What Is a Slot?

A slot is a narrow opening for receiving or admitting something, such as a coin or letter. A slot is also a position, as in a series or schedule: “The program got a new time slot this week.”

In the context of airport coordination, a slot is an authorization for a planned aircraft operation during a certain time period. Slots are used worldwide to manage air traffic, especially at very busy airports, and to prevent repeated delays caused by too many planes attempting to take off or land at the same time.

Modern slot machines use microprocessors to assign different probabilities to each symbol on each reel. This allows them to show a number of possible outcomes on the screen at once, but it also masks the true probability of a winning combination. In addition, the manufacturers can set weighting of individual symbols, which makes them seem closer than they actually are. This gives the impression that a particular symbol is more likely to appear on a payline than it really is.

During the game, players insert cash or, in the case of “ticket-in, ticket-out” machines, a paper ticket with a barcode, into a designated slot on the machine. The machine then activates the reels, and when a winning combination is produced, the machine pays out the credits indicated on the pay table. A player may also activate bonus features, such as free spins or jackpot games, by pressing a button on the machine.

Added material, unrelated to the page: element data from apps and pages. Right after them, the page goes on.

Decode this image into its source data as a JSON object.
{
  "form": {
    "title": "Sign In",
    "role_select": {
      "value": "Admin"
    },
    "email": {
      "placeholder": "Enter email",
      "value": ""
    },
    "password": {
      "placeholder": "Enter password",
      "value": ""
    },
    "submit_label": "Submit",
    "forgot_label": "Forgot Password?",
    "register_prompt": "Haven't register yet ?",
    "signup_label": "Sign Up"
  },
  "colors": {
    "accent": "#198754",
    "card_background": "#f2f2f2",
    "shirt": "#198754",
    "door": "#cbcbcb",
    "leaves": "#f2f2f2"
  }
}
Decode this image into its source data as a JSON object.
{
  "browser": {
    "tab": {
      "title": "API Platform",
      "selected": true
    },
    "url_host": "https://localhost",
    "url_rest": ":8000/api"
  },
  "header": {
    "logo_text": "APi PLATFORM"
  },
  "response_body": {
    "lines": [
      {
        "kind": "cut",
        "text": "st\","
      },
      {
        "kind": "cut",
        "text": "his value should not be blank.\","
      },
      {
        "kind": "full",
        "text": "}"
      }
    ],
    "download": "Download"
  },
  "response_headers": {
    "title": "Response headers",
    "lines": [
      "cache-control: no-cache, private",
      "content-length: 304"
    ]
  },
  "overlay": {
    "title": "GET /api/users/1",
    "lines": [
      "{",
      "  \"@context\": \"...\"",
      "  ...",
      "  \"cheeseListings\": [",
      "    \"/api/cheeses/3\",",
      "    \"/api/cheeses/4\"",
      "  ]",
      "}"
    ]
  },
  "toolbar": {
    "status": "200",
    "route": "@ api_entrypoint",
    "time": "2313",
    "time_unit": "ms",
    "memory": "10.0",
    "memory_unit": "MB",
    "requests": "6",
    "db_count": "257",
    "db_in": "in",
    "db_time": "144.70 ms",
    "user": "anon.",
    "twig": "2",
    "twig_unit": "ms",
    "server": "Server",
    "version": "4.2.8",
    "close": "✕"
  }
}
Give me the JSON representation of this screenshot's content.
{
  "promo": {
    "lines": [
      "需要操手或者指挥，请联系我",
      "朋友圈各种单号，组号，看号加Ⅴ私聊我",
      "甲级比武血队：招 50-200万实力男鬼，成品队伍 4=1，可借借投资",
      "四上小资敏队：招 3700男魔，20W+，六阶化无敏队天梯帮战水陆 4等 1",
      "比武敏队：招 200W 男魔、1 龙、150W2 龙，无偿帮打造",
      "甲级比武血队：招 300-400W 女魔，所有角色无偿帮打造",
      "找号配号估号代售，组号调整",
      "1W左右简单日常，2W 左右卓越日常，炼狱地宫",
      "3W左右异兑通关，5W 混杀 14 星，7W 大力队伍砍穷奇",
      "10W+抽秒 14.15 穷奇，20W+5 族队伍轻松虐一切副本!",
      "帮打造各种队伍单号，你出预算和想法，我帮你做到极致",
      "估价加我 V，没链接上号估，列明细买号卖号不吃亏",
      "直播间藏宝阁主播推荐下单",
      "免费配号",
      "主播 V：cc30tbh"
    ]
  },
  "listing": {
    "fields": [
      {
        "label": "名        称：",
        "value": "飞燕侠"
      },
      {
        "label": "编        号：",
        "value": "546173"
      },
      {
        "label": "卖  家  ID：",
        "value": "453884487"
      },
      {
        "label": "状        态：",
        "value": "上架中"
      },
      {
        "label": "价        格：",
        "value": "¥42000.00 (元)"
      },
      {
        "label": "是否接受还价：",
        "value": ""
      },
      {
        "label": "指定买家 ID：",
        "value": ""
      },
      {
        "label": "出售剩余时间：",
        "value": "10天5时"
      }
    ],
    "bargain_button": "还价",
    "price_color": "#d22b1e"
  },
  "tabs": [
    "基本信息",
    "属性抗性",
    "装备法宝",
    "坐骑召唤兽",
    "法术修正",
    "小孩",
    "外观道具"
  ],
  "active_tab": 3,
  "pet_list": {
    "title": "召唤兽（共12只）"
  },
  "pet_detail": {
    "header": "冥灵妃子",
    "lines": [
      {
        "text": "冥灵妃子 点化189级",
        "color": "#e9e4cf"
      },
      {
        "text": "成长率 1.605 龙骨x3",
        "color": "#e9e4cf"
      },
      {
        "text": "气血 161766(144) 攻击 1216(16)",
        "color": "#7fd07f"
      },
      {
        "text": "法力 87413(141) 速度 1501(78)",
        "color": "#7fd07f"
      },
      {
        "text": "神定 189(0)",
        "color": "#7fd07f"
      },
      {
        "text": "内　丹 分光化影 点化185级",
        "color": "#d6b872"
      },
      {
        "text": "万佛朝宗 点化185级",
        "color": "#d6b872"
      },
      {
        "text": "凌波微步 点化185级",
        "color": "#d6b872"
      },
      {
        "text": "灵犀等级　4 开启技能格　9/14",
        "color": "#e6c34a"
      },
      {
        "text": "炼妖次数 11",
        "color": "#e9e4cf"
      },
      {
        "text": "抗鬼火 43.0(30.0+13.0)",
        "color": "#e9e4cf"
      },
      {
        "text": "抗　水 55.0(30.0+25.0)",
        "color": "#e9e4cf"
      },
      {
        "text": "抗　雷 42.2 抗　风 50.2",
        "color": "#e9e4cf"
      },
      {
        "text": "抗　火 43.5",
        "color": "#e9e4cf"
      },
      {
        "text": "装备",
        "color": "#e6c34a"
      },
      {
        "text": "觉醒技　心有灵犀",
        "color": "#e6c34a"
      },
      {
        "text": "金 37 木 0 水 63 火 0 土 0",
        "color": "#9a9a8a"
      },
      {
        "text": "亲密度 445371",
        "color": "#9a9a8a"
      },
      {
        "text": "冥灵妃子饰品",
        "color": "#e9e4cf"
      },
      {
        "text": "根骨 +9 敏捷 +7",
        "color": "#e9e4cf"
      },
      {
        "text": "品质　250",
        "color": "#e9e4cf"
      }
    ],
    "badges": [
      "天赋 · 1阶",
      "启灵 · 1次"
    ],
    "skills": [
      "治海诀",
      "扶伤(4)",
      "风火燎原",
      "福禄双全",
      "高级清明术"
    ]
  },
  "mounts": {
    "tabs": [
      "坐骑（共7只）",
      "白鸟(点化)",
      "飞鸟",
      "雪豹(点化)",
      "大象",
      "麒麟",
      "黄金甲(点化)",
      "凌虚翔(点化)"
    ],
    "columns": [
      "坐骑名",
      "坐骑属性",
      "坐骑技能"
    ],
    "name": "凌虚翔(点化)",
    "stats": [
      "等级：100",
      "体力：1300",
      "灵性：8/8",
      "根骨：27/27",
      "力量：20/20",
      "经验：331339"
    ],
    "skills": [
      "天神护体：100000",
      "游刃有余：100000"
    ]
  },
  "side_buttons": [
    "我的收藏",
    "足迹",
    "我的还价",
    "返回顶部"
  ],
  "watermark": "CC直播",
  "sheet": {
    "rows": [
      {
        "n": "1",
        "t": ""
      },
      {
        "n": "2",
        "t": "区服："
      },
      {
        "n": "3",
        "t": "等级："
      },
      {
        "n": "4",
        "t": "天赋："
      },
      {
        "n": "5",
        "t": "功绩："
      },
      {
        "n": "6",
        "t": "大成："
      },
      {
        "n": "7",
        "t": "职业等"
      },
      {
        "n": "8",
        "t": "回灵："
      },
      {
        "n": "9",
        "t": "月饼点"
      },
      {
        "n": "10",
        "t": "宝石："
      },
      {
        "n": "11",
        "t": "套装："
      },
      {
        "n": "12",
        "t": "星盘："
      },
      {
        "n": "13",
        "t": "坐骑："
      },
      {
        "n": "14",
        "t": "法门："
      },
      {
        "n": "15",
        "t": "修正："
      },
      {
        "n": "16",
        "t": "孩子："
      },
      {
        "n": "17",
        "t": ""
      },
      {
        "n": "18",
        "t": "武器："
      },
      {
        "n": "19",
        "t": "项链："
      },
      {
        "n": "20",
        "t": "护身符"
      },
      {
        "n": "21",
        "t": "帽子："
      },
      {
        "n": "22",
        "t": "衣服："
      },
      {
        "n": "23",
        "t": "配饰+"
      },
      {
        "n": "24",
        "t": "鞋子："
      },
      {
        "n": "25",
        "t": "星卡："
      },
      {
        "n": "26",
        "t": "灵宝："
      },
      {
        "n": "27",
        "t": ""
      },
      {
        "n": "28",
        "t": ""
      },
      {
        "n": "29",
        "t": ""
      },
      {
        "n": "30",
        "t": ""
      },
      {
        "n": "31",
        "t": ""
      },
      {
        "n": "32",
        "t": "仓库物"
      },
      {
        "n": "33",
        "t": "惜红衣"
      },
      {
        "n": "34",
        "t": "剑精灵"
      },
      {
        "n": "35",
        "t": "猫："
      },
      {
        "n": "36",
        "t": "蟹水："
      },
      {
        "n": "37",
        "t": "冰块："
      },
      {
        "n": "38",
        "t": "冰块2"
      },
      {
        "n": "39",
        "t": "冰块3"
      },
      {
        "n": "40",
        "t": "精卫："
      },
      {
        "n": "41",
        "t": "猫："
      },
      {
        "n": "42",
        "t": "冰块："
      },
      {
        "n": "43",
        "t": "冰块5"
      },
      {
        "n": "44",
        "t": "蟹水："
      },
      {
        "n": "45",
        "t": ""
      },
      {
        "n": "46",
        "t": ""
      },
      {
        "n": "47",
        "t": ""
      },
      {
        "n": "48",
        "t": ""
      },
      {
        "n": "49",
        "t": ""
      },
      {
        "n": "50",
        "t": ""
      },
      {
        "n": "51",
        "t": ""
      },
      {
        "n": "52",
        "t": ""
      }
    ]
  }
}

Penny slots are a great way to pass the time and enjoy a little bit of gambling action without spending much money. However, they should be played responsibly and with a budget in mind. Before playing a penny slot, check out the paytable and rules of the game. Make sure you understand the game’s symbols, payout amounts, and any special features or bonus rounds that are available. Also, consider the game’s volatility. High-volatility slots tend to award wins less frequently, but when they do, they are usually sizable.

If you are planning to play a high-limit slot, choose one with a simple theme and gameplay. These games will be easier to understand, and they will allow you to manage your bankroll more easily. In addition, these slots will often accept smaller amounts for a max bet, which means that you can play for longer periods of time before reaching your maximum bet amount.

In general, high-limit slots have more complex themes and gameplay than lower-limit games. However, they can still be difficult to navigate and understand. Taking the time to study the game and read its rules will help you avoid making mistakes that could lead to costly losses. In addition, you should always be prepared to walk away if you are losing money. This will prevent you from getting frustrated and making bad decisions when playing high-limit slots.